Sideburns, Locks and Mutton Chops

August 4, 2011

I was in work last week and I noticed that the barbers would alternately use the term "sideburns" and "locks" when speaking to a customer and it got me thinking; there are many terms for those pieces of hair that grow down the side of a gent's face but what is the correct term and where did it come from?
I used my Google-Fu and found out that originally the word "Burnsides" was used, taken from the name of Sir Ambrose Everett Burnside who was a Civil War General in the 19th century. He was also a well known politician who was noted for his considerably hairy facial sides and smooth chin! Over time the term got switched around to the more common term "sideburns" that we know and use today.
In Judaism the curls men wear are called "sidelocks (or payots)" which is most likely where we get the abbreviation "locks". The length, thickness and presentation of a man's payots are determined by his sect. Yemenite Jews will wear them long, sometimes down to their forearm, while the Gur tuck them under a yarmulke.
As for the term "Mutton Chops"... well that comes from the fact that the mutton-chop style sideburn looks like the aforementioned cut of meat, made out of hair, and stuck on either side of one's face, much like the lovely Wolverine in the picture above.

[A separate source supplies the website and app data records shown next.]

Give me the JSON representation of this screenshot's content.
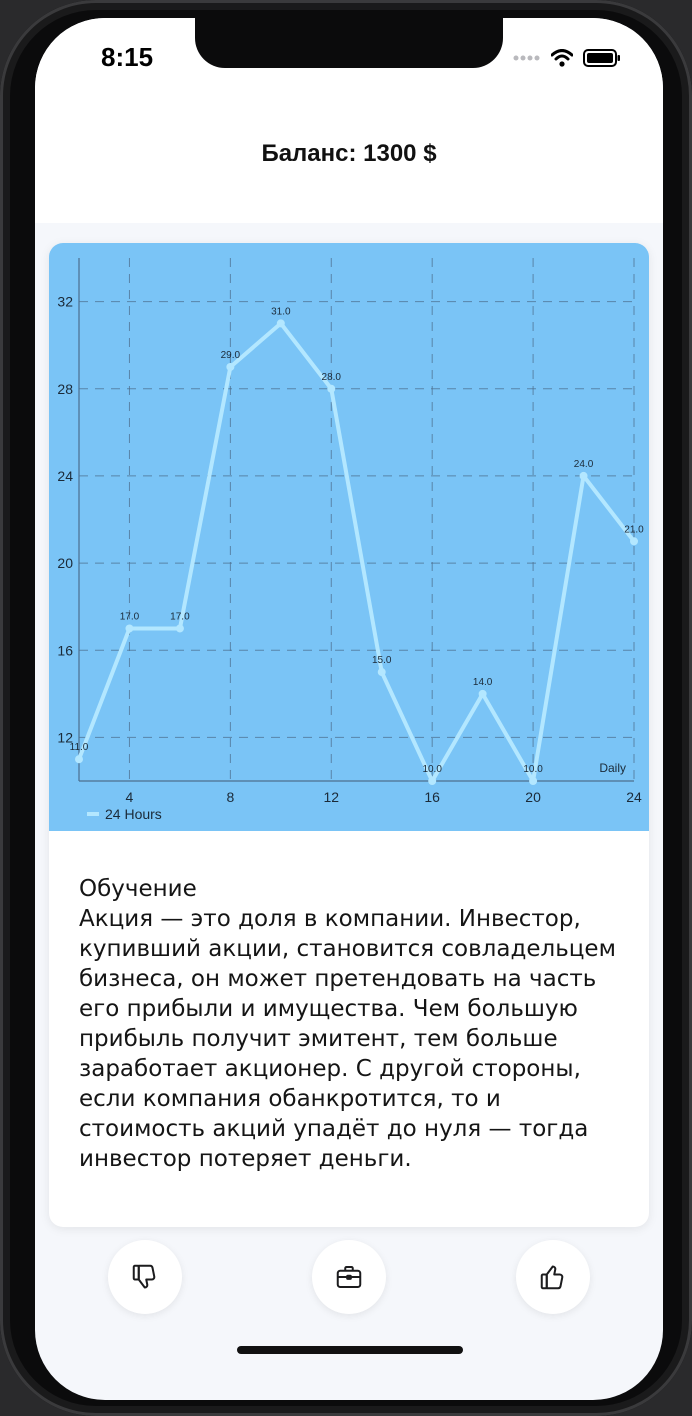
{
  "status_bar": {
    "time": "8:15"
  },
  "header": {
    "balance": "Баланс: 1300 $"
  },
  "chart_data": {
    "type": "line",
    "x": [
      2,
      4,
      6,
      8,
      10,
      12,
      14,
      16,
      18,
      20,
      22,
      24
    ],
    "series": [
      {
        "name": "24 Hours",
        "values": [
          11,
          17,
          17,
          29,
          31,
          28,
          15,
          10,
          14,
          10,
          24,
          21
        ]
      }
    ],
    "point_labels": [
      "11.0",
      "17.0",
      "17.0",
      "29.0",
      "31.0",
      "28.0",
      "15.0",
      "10.0",
      "14.0",
      "10.0",
      "24.0",
      "21.0"
    ],
    "x_ticks": [
      "4",
      "8",
      "12",
      "16",
      "20",
      "24"
    ],
    "y_ticks": [
      "12",
      "16",
      "20",
      "24",
      "28",
      "32"
    ],
    "x_tick_values": [
      4,
      8,
      12,
      16,
      20,
      24
    ],
    "y_tick_values": [
      12,
      16,
      20,
      24,
      28,
      32
    ],
    "xlim": [
      2,
      24
    ],
    "ylim": [
      10,
      34
    ],
    "xlabel": "Daily",
    "ylabel": "",
    "grid": true,
    "legend": "bottom-left",
    "colors": {
      "background": "#7ac4f6",
      "line": "#b3e7ff",
      "grid": "#4d6f8e",
      "text": "#1b2a38"
    }
  },
  "lesson": {
    "title": "Обучение",
    "body": "Акция — это доля в компании. Инвестор, купивший акции, становится совладельцем бизнеса, он может претендовать на часть его прибыли и имущества. Чем большую прибыль получит эмитент, тем больше заработает акционер. С другой стороны, если компания обанкротится, то и стоимость акций упадёт до нуля — тогда инвестор потеряет деньги."
  },
  "actions": [
    {
      "icon": "thumbs-down-icon"
    },
    {
      "icon": "briefcase-icon"
    },
    {
      "icon": "thumbs-up-icon"
    }
  ]
}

So call them what you will; grow them bushy, groom them close, or see how many meat products you can fashion out of hair! Whichever way you choose to style it, it seems that cheek hair is just as versatile as the hair on your head!
- BE


Post a Comment